The Enchanted Interior is brought to Guildhall Art Gallery in partnership with Laing Art Gallery, Newcastle, and features key works from these and other national collections.

On display 13 March - 14 June 2020

Coming Soon

Wampum: Stories from the Shells of Native America

Wampum belts are stories of communities and culture. This exhibition centres on a newly-crafted wampum belt created by the Wampanoag people of Massachusetts alongside historic material from the British Museum.

This touring exhibition unites contemporary indigenous artists and educators in the USA with museums and historic collections in Britain. Together, they explore the history, art and culture of the Native Americans who met the passengers of the Mayflower. Wampanoag artists share their story through images, ideas and wampum – the sacred shells of Native America.   

The exhibition is presented by The Box, Plymouth and supported by Arts Council England as part of Mayflower 400.

On display 25 May - 4 July 2020

Noël Coward: Art & Style

Celebrate the dazzling visual side of Coward’s life and work by taking a fresh and vibrant look at the glittering world that Coward created. Bringing together never-before-seen materials from the Coward Archive, the exhibition demonstrates vividly the enormous impact that he and his creative circle had on the fashion and culture of his time, and how his legacy and influence still resonate today. The world première of this new exhibition marks the 100th anniversary of Noël Coward’s West End debut as a 19-year-old playwright.

The Noël Coward Foundation and the City of London Corporation are pleased to announce the exhibition, in partnership with the Noël Coward Archive Trust.

On display 17 July 2020 - 10 January 2021

The Gallery's history

The first Guildhall Art Gallery was built in 1885 to display the City of London Corporation's growing art collection. The project was inspired by the success of new galleries supported by local authorities in Liverpool, Manchester and Leeds. It aimed to cater to an 'increased taste for Art' evident in Victorian society. Under the dynamic leadership of its first Director, Alfred Temple, the Gallery ran a series of popular and influential exhibitions and expanded its collection of contemporary 19th century paintings.

The Victorian gallery was almost entirely destroyed by fire during a severe air raid of the Second World War on 10 May 1941. Large parts of the collection had been removed to underground storage in Wiltshire, together with those of other London museums and galleries, but 164 paintings, drawings, watercolours and prints and 20 sculptures were lost. A temporary structure was built on the cleared site in 1946 for use as a ceremonial venue and exhibition space. Selected pieces from the collection and art society shows went on display. The City organised two annual exhibitions, The Lord Mayor’s Art Award and the City of London Art Exhibition, in addition to a series of major loan exhibitions between 1952 and 1972 on topics including Canaletto in England, David Roberts, Samuel Scott and Sir James Thornhill.

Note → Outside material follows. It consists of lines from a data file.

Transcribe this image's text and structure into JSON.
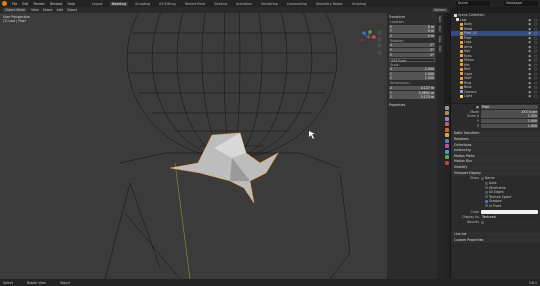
{
  "topbar": {
    "menus": [
      "File",
      "Edit",
      "Render",
      "Window",
      "Help"
    ],
    "workspaces": [
      "Layout",
      "Modeling",
      "Sculpting",
      "UV Editing",
      "Texture Paint",
      "Shading",
      "Animation",
      "Rendering",
      "Compositing",
      "Geometry Nodes",
      "Scripting"
    ],
    "active_workspace": "Modeling",
    "scene": "Scene",
    "view_layer": "ViewLayer"
  },
  "header": {
    "mode": "Object Mode",
    "menus": [
      "View",
      "Select",
      "Add",
      "Object"
    ],
    "options": "Options"
  },
  "viewport": {
    "view_name": "User Perspective",
    "collection": "(1) Last | Pixel"
  },
  "npanel": {
    "title": "Transform",
    "location_label": "Location:",
    "location": [
      {
        "axis": "X",
        "value": "0 m"
      },
      {
        "axis": "Y",
        "value": "0 m"
      },
      {
        "axis": "Z",
        "value": "0 m"
      }
    ],
    "rotation_label": "Rotation:",
    "rotation": [
      {
        "axis": "X",
        "value": "0°"
      },
      {
        "axis": "Y",
        "value": "0°"
      },
      {
        "axis": "Z",
        "value": "0°"
      }
    ],
    "rotation_mode": "XYZ Euler",
    "scale_label": "Scale:",
    "scale": [
      {
        "axis": "X",
        "value": "1.000"
      },
      {
        "axis": "Y",
        "value": "1.000"
      },
      {
        "axis": "Z",
        "value": "1.000"
      }
    ],
    "dimensions_label": "Dimensions:",
    "dimensions": [
      {
        "axis": "X",
        "value": "0.127 m"
      },
      {
        "axis": "Y",
        "value": "0.0651 m"
      },
      {
        "axis": "Z",
        "value": "0.173 m"
      }
    ],
    "properties_label": "Properties",
    "tabs": [
      "Item",
      "Tool",
      "View",
      "Edit"
    ]
  },
  "outliner": {
    "title": "Scene Collection",
    "items": [
      {
        "name": "Last",
        "color": "#dddddd",
        "selected": false
      },
      {
        "name": "Body",
        "color": "#e8a040",
        "selected": false
      },
      {
        "name": "Head",
        "color": "#e8a040",
        "selected": false
      },
      {
        "name": "Pixel_01",
        "color": "#e8a040",
        "selected": true
      },
      {
        "name": "Pixel",
        "color": "#e8a040",
        "selected": false
      },
      {
        "name": "Legs",
        "color": "#e8a040",
        "selected": false
      },
      {
        "name": "Arms",
        "color": "#e8a040",
        "selected": false
      },
      {
        "name": "Hair",
        "color": "#e8a040",
        "selected": false
      },
      {
        "name": "Eyes",
        "color": "#e8a040",
        "selected": false
      },
      {
        "name": "Shoes",
        "color": "#e8a040",
        "selected": false
      },
      {
        "name": "Hat",
        "color": "#e8a040",
        "selected": false
      },
      {
        "name": "Belt",
        "color": "#e8a040",
        "selected": false
      },
      {
        "name": "Cape",
        "color": "#e8a040",
        "selected": false
      },
      {
        "name": "Staff",
        "color": "#e8a040",
        "selected": false
      },
      {
        "name": "Ring",
        "color": "#e8a040",
        "selected": false
      },
      {
        "name": "Base",
        "color": "#e8a040",
        "selected": false
      },
      {
        "name": "Camera",
        "color": "#9aa0ff",
        "selected": false
      },
      {
        "name": "Light",
        "color": "#ffd75a",
        "selected": false
      }
    ]
  },
  "properties": {
    "object_name": "Pixel",
    "transform_sections": [
      {
        "label": "Mode",
        "value": "XYZ Euler"
      },
      {
        "label": "Scale X",
        "value": "1.000"
      },
      {
        "label": "Y",
        "value": "1.000"
      },
      {
        "label": "Z",
        "value": "1.000"
      }
    ],
    "panels": [
      "Delta Transform",
      "Relations",
      "Collections",
      "Instancing",
      "Motion Paths",
      "Motion Blur",
      "Visibility",
      "Viewport Display"
    ],
    "viewport_display": {
      "show_label": "Show",
      "checks": [
        {
          "label": "Name",
          "on": false
        },
        {
          "label": "Axes",
          "on": false
        },
        {
          "label": "Wireframe",
          "on": false
        },
        {
          "label": "All Edges",
          "on": false
        },
        {
          "label": "Texture Space",
          "on": false
        },
        {
          "label": "Shadow",
          "on": true
        },
        {
          "label": "In Front",
          "on": false
        }
      ],
      "color_label": "Color",
      "display_as_label": "Display As",
      "display_as_value": "Textured",
      "bounds_label": "Bounds"
    },
    "bottom_panels": [
      "Line Art",
      "Custom Properties"
    ]
  },
  "statusbar": {
    "items": [
      "Select",
      "Rotate View",
      "Object"
    ],
    "version": "3.6.1"
  }
}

In 1985 the City decided to redevelop the site and add a new Gallery on its lower levels. The architect was Richard Gilbert Scott, who had earlier worked on the Guildhall restoration and designed the new Guildhall Library and West Wing of 1974. In 1987 the remains of the original Gallery were demolished. Shortly afterwards the Museum of London Archaeological Service discovered the remains of London's Roman Amphitheatre and the building was re-designed to incorporate this astounding piece of architectural history. The new Guildhall Art Gallery finally opened to the public in August 1999 and the Amphitheatre in 2002. In late 2014, coinciding with the 15th anniversary of its re-opening, the Gallery underwent a re-hang, doubling the number of paintings on display and presenting a new curatorial selection.